- **Task material**
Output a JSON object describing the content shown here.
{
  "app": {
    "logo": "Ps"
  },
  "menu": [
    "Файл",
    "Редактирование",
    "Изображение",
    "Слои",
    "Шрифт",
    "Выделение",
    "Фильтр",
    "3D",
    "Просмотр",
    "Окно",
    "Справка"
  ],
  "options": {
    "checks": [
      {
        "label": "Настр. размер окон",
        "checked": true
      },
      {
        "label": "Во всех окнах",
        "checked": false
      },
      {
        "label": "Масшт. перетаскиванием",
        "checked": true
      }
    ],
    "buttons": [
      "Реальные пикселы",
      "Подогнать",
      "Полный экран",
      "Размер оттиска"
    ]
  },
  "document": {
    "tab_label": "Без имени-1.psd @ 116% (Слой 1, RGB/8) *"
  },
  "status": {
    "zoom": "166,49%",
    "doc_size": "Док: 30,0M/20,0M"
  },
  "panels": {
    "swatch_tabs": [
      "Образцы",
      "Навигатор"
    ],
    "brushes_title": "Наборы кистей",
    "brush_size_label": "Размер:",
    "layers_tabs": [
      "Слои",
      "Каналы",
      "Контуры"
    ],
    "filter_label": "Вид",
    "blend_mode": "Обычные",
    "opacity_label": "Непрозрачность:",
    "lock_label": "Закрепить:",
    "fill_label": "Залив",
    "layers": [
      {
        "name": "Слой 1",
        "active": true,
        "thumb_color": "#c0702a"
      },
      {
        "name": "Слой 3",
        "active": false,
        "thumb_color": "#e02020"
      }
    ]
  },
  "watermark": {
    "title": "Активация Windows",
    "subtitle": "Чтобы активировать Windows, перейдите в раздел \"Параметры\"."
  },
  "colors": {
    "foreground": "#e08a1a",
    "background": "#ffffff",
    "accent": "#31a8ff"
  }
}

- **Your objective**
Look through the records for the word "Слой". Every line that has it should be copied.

- **Answer**
    "tab_label": "Без имени-1.psd @ 116% (Слой 1, RGB/8) *"
        "name": "Слой 1",
        "name": "Слой 3",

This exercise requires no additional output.